Still, at times, the generally conciliatory tone of the narrative prevents a clearer understanding of the political and ideological dynamics that underwrote the country’s vast changes. The straight-faced consideration of the extent to which Nepal’s Maoists can be credited with ushering in a republican order is demonstrative. Tensions internal to Nepal’s leftists had long simmered between those who held the monarch as the preeminent bulwark against Indian interference in the country, and those who echoed seminal Nepali Marxist Pushpa Lal, who posited the king’s feudal order as the prime evil afflicting Nepal. Until Gyanendra’s declaration of martial law, an accommodation with the palace—similar to that forged by Cambodia’s Khmer Rouge and king Norodom Sihanouk—was a key plank of Maoist strategy. By the end of 2004 it was clear that the rebels would be unable to take the capital by force, and rather than emulate the errors of Peru’s erstwhile Shining Path, the necessity of finding a way out became an existential concern that trumped all others.
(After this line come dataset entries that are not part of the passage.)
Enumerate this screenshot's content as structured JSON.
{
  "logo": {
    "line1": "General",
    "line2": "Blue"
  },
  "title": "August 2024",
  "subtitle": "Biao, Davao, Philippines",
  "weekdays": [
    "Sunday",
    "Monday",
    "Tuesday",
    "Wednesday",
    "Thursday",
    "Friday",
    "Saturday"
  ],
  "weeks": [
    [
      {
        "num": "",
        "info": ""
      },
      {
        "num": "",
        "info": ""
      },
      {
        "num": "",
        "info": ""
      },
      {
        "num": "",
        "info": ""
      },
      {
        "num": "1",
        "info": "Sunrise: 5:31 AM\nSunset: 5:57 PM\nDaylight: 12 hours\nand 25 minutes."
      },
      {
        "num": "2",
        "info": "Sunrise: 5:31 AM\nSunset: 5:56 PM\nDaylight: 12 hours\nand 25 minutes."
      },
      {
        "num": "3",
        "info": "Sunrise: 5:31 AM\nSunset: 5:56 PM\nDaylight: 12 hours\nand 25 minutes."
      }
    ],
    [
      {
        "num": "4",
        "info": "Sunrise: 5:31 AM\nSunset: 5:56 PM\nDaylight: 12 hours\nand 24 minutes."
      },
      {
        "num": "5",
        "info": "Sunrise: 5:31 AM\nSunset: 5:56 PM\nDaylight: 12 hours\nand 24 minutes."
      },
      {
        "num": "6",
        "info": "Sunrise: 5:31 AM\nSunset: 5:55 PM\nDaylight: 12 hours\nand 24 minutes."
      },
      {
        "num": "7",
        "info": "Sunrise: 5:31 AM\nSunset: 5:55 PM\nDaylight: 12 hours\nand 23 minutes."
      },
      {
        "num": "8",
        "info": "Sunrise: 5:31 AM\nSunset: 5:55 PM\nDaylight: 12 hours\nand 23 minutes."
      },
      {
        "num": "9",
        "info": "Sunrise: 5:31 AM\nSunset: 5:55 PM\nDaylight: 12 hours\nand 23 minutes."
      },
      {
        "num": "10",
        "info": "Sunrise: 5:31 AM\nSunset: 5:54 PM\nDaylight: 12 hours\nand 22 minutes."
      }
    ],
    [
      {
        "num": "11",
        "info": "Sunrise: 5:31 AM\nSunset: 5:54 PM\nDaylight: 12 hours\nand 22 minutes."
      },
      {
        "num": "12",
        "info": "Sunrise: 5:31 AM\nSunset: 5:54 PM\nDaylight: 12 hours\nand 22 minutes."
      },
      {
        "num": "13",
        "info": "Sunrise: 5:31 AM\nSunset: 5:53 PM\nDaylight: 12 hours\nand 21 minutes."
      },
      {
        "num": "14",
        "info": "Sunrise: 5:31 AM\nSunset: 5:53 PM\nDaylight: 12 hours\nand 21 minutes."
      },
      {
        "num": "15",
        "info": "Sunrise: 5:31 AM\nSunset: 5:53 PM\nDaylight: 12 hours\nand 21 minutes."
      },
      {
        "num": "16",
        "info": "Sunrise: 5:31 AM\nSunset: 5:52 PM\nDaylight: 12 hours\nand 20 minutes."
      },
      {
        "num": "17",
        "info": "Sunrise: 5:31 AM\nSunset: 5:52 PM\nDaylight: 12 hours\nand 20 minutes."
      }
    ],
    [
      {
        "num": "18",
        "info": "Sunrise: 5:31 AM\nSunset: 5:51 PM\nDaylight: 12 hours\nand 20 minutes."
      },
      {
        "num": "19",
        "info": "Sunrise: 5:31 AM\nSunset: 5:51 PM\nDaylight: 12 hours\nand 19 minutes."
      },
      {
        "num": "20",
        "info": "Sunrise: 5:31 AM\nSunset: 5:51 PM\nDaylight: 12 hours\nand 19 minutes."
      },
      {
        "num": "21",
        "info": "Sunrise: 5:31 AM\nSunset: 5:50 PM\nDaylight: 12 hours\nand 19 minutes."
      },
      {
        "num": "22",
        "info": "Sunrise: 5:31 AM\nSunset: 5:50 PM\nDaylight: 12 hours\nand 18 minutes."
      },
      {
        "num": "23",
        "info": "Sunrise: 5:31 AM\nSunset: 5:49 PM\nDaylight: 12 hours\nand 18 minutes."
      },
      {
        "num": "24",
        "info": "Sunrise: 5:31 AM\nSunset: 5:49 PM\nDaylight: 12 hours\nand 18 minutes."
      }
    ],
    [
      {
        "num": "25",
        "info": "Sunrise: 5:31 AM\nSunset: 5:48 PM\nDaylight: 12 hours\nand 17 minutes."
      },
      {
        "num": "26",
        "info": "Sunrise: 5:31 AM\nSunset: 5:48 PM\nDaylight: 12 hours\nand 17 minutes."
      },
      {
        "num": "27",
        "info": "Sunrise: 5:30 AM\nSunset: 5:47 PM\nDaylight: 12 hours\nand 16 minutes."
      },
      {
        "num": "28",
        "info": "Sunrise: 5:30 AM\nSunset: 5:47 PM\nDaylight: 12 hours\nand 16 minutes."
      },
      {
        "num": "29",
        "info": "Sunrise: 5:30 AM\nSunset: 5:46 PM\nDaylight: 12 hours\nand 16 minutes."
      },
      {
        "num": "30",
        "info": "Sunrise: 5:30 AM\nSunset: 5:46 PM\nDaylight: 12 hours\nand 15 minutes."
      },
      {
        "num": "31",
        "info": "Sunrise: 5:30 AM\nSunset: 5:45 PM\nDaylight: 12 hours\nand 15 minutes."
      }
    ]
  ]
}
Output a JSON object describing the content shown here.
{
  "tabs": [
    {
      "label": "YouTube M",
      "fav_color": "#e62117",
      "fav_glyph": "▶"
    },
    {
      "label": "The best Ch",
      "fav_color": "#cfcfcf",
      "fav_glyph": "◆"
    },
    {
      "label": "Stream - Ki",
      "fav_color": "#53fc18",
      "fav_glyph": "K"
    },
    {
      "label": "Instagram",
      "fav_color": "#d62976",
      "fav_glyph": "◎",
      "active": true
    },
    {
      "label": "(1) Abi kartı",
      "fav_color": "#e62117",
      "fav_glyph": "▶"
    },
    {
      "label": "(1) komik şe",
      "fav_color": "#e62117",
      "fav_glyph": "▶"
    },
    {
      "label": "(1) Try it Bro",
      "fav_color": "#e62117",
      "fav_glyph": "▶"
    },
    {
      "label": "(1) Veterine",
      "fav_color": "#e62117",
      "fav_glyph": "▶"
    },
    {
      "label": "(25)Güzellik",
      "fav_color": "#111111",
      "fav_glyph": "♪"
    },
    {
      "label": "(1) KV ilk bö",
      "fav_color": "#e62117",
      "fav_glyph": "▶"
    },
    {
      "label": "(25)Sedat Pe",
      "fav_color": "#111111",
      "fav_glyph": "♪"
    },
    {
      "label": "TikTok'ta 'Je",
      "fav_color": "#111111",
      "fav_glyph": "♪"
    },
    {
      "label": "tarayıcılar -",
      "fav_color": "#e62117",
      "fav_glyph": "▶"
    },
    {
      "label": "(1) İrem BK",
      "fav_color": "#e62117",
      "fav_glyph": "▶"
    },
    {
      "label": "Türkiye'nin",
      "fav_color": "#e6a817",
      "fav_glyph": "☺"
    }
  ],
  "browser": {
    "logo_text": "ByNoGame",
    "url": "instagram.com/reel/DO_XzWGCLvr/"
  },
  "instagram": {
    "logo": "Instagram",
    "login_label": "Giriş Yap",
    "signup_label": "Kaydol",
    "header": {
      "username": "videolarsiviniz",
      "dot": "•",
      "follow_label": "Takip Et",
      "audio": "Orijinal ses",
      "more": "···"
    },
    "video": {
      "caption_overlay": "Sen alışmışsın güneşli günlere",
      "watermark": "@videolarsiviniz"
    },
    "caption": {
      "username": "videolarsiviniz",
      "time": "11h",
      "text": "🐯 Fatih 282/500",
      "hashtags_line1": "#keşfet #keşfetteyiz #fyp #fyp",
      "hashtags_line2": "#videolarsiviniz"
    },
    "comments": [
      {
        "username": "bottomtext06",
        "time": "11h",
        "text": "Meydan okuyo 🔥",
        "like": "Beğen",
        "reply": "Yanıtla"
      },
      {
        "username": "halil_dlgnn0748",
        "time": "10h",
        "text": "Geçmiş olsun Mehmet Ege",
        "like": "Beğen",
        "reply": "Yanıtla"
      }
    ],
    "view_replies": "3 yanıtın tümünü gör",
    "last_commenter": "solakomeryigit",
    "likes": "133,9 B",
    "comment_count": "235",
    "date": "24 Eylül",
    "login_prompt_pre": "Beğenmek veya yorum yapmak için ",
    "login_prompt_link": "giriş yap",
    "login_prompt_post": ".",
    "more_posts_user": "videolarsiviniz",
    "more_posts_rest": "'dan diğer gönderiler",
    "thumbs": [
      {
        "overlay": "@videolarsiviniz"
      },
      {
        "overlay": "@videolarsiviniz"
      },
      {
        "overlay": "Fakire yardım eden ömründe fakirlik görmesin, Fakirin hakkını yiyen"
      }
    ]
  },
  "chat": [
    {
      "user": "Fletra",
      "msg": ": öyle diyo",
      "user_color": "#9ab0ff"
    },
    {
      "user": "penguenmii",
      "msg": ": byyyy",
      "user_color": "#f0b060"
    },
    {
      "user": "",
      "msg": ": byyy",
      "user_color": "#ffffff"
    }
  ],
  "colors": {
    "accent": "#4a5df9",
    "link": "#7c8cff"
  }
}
With the king’s invocation of emergency powers and his vow to destroy the rebels, cooperation with the parliamentary parties became a strategic necessity, as did the rehabilitation of fallen Maoist leader Baburram Bhattarai—an uncompromising republican who, prior to the declaration, had been demoted by the party and languished under house arrest. Though as Adhikari notes, Maoist cadres contributed to the downfall of monarchy through their participation in protest programs and were central in shaping demands for a Constituent Assembly, he fails to adequately credit the moral victory to liberal, democratic voices who had opposed Maoist violence, and, when it mattered most, the monarchy. Whereas Maoist support for the monarchy was a matter of strategy, for those engaged in multiparty politics it was broadly dependent on the extent to which the monarch upheld the gains made by the 1990 Andolan and subsequent democratic transition, however limited these gains were.
These criticisms aside, The Bullet and the Ballot Box is a well-written and engaging account of Nepal’s recent political history. It is both accessible to the lay reader, as well as containing much that is of use to those well-versed in the country’s politics. The book should also be of immense interest to those studying transitional states, civil conflict, security sector reform, and democratization. As Nepal’s political deadlock continues, and former rebels vacillate between their commitment to the “revolutionary mandate” and a significantly diminished electoral mandate, Adhikari’s text is a fitting and vital intervention.
Michael Vurens van Es is a Kathmandu-based journalist. His work has appeared in Foreign Policy, World Politics Review, and The Diplomat among others.
Photo credit: Nirmal Dulal